How do your eyes and brain work together to turn light into images? You’ll learn about the working components of the eye and take a look at two theories of color perception. We humans rely on our senses of sight more than a lot of other animals. A cat can easily find its way in the dark thanks to its sensitive whiskers, but if you try closing your eyes and trying to find your way from your desk to the office kitchen, you’ll probably hurt yourself (or others). The smell of microwavable entrees doesn’t guide you with precision, nor can you pinpoint the sounds of conversation accurately enough to keep you from running into the wall outside. We perceive the world largely through our eyes.Still, our eyes are still limited in the grand scheme of things; they can perceive only a tiny fraction of the light that makes up the full electromagnetic spectrum. Light can have many different wavelengths and different properties at these different wavelengths.
X-rays have really short wavelengths and can be used in medicine to ‘see through’ the body. Microwaves have much longer wavelengths and heat up your food when you’re feeling lazy. We can’t see x-rays or microwaves; we can only see light that has wavelengths within what’s known as the visible spectrum. The longer wavelengths of the visible spectrum produce red light, and the shorter wavelengths produce purple light. If you’ve ever seen a rainbow, or light that’s been passed through a prism, you’ve seen the full range of the visible spectrum in order from longest to shortest wavelength.

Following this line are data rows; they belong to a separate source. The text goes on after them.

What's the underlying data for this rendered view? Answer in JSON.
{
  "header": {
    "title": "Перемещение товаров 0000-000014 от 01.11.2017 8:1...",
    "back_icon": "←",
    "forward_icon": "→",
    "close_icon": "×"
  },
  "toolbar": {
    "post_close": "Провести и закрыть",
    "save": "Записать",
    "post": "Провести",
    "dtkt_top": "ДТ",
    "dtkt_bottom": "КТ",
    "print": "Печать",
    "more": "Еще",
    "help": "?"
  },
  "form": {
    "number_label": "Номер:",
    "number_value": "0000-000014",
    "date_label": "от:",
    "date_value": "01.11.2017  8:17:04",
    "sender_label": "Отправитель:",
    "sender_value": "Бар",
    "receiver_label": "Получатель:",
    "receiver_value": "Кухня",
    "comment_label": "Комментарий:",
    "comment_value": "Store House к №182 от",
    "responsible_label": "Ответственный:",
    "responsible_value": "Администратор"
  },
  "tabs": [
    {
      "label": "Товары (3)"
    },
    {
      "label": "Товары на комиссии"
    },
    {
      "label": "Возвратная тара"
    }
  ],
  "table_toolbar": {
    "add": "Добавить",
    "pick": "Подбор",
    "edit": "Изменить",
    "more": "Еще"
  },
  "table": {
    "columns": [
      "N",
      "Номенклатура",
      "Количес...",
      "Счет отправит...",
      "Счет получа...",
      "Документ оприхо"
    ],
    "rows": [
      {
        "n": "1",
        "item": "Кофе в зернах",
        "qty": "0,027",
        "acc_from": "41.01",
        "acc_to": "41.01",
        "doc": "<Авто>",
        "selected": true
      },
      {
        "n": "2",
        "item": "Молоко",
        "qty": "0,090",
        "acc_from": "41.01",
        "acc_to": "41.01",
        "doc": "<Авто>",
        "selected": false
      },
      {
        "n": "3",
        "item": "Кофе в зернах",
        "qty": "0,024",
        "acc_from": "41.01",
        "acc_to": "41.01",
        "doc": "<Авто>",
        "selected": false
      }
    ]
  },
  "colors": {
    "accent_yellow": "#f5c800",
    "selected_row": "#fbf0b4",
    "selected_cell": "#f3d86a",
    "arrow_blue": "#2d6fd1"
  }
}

The light in the visible spectrum really isn’t any different than the other kinds of light. We only call it the visible spectrum because it’s the range that human eyes have evolved to be able to perceive. If birds had defined a visible spectrum, it would include ultraviolet light, or wavelengths that are just a little shorter than what humans can see.
Birds see ultraviolet light just like any other color, because their eyes have evolved a little differently than ours.So we’ve talked a lot about what our eyes perceive; now let’s take a closer look at how our eyes take in light and give us the world of images and color we’re used to seeing.Light first passes through the cornea, the outermost part of our eyeball, where it begins to be focused. Then it enters the pupil, a small opening that leads to the lens. Take a look in the mirror; the pupil is the black part at the center of your eye. The colored part around it is called the iris, and it grows and shrinks to protect the pupil and make sure the right amount of light gets in. On a really bright day, your pupils appear to shrink as your irises block more of them; in a dark room, your pupils appear to grow as your irises retract to allow in as much light as possible.
You’ve probably noticed that when you turn out your light to go to bed, your room seems really dark; eventually, your eyes adjust and you can see enough to stumble to the bathroom without running into your desk. Your irises retracting to allow more light into your pupil allows you to do this.Once the light makes it past the pupil, it hits the lens, a surface where it is further focused through a process called accommodation. If you need glasses, it’s probably due to problems with accommodation; if your lenses won’t do it naturally, light needs to first pass through artificial lenses–either glasses or contacts–in order to be properly focused.
Finally, the light hits the retina, a layer of tissue that lines the inner part of the eye. The retina begins the process of turning the light into an image. The retina contains two kinds of photoreceptor neurons, known as rods and cones. Rods are located more at the edge of the retina and process black and white; cones are in the interior and process color and image details.
Exactly how color is processed has gone through some debate.
19th century scientists Thomas Young and Hermann von Helmholtz developed the Young-Helmholtz theory of color perception, which proposed that there are three different kinds of cones that process different colors of light–one for blue, one for green and one for red. Other colors are made up of mixtures of these. While this theory elegantly explains color-blindness (people who are red-green colorblind, for example, would be missing those kinds of cones), it does not quite explain why these people are able to see yellow, for example, which would need to be processed by both these kinds of cones.
Another more recent theory is the opponent-process theory, which holds that we don’t process colors as a mix of three primary colors but instead as three sets of opponent colors: red-green, yellow-blue and white-black. Evidence for this model can be found in the phenomenon of after-image. If you stare for a long time at something red then look at a white surface, you’ll see a green after-image.Signals from the rods and cones pass through a bundle of neurons called the optic nerve on their way to the brain. The retina’s process of converting electromagnetic light waves to electronic stimuli is called phototransduction.
The brain processes and merges the signals from both eyes to produce a properly oriented, three-dimensional image. Certain feature detector neurons in the visual cortex can isolate things like lines and shapes in order to help us quickly interpret what we’re seeing.Vision, humans’ most important sense, involves a complicated process of converting light signals into images in the brain. Light passes through the lens, where it is focused, to the retina where photoreceptors called rods and cones convert the information to electrical impulses that can be interpreted by the brain.